Data excerpts ▸
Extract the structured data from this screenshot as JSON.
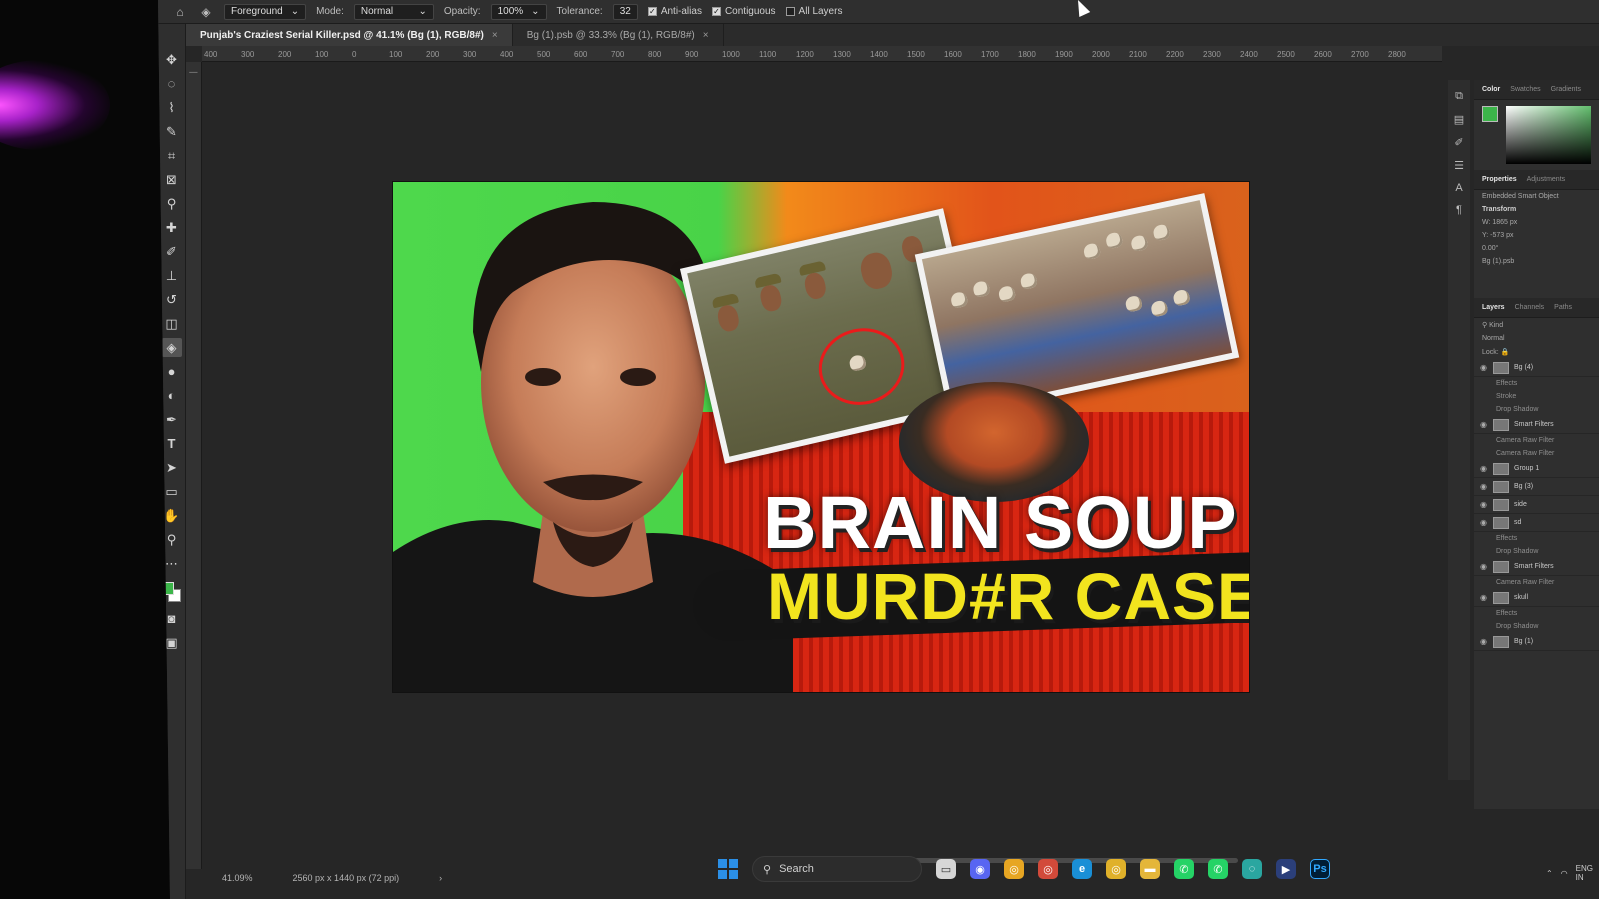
{
  "options_bar": {
    "tool_preset": "Foreground",
    "mode_label": "Mode:",
    "mode_value": "Normal",
    "opacity_label": "Opacity:",
    "opacity_value": "100%",
    "tolerance_label": "Tolerance:",
    "tolerance_value": "32",
    "anti_alias_label": "Anti-alias",
    "contiguous_label": "Contiguous",
    "all_layers_label": "All Layers"
  },
  "tabs": [
    {
      "label": "Punjab's Craziest Serial Killer.psd @ 41.1% (Bg (1), RGB/8#)",
      "active": true
    },
    {
      "label": "Bg (1).psb @ 33.3% (Bg (1), RGB/8#)",
      "active": false
    }
  ],
  "ruler_ticks": [
    "400",
    "300",
    "200",
    "100",
    "0",
    "100",
    "200",
    "300",
    "400",
    "500",
    "600",
    "700",
    "800",
    "900",
    "1000",
    "1100",
    "1200",
    "1300",
    "1400",
    "1500",
    "1600",
    "1700",
    "1800",
    "1900",
    "2000",
    "2100",
    "2200",
    "2300",
    "2400",
    "2500",
    "2600",
    "2700",
    "2800"
  ],
  "artwork": {
    "headline_line1": "BRAIN SOUP",
    "headline_line2": "MURD#R CASE"
  },
  "status": {
    "zoom": "41.09%",
    "doc_size": "2560 px x 1440 px (72 ppi)"
  },
  "panels": {
    "color_tabs": [
      "Color",
      "Swatches",
      "Gradients"
    ],
    "properties_tabs": [
      "Properties",
      "Adjustments"
    ],
    "properties_item": "Embedded Smart Object",
    "transform_label": "Transform",
    "width": "W: 1865 px",
    "height_y": "Y: -573 px",
    "angle": "0.00°",
    "source_file": "Bg (1).psb",
    "layers_tabs": [
      "Layers",
      "Channels",
      "Paths"
    ],
    "kind_label": "Kind",
    "blend_mode": "Normal",
    "lock_label": "Lock:",
    "layers": [
      {
        "name": "Bg (4)",
        "effects": [
          "Effects",
          "Stroke",
          "Drop Shadow"
        ]
      },
      {
        "name": "Smart Filters",
        "effects": [
          "Camera Raw Filter",
          "Camera Raw Filter"
        ]
      },
      {
        "name": "Group 1",
        "effects": []
      },
      {
        "name": "Bg (3)",
        "effects": []
      },
      {
        "name": "side",
        "effects": []
      },
      {
        "name": "sd",
        "effects": [
          "Effects",
          "Drop Shadow"
        ]
      },
      {
        "name": "Smart Filters",
        "effects": [
          "Camera Raw Filter"
        ]
      },
      {
        "name": "skull",
        "effects": [
          "Effects",
          "Drop Shadow"
        ]
      },
      {
        "name": "Bg (1)",
        "effects": []
      }
    ]
  },
  "taskbar": {
    "search_label": "Search",
    "apps": [
      "file-explorer",
      "discord",
      "chrome",
      "chrome-alt",
      "edge",
      "chrome-profile",
      "folder",
      "whatsapp",
      "whatsapp-business",
      "copilot",
      "media-player",
      "photoshop"
    ],
    "tray_language": "ENG",
    "tray_region": "IN"
  },
  "colors": {
    "foreground": "#3cb54a",
    "background": "#ffffff",
    "headline_white": "#ffffff",
    "headline_yellow": "#f2e41e"
  }
}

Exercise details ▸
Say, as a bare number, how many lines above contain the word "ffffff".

Solution below ▸
2